This will not be without its challenges given that the current subsidised prices of fossil fuels in Ecuador do not encourage large scale energy efficiency improvements. But, as we have seen with the example in India this can change very rapidly given the rising cost of energy that we are seeing globally.
In conclusion, I do want to take the opportunity to commend two particular companies here in Ecuador who are already showing the leadership in this area that is required. We are proud to have worked with both the Pfizer corporation and with Adelca to assist them in measuring their organizational carbon footprints and to begin with them the journey to a lower carbon more sustainable and profitable business. In closing, I hope that in the future many more organisations in Ecuador will follow the lead set by Pfizer and Adelca and that Ecuador can begin to make significant progress in building a lower carbon economy for the benefit of all its citizens and to nurture and protect the very valuable, beautiful and diverse ecosystem that God has blessed you with. Thank you.”

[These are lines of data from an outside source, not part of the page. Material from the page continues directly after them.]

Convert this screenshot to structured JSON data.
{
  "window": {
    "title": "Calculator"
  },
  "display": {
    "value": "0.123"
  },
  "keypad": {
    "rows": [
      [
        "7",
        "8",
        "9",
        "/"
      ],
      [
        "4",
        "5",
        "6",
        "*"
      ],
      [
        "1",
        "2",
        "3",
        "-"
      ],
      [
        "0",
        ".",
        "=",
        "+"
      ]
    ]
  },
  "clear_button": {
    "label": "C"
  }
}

Carbon Masters is a carbon management consultancy which helps organisations in the public and private sector to measure, manage, reduce and report their carbon emissions.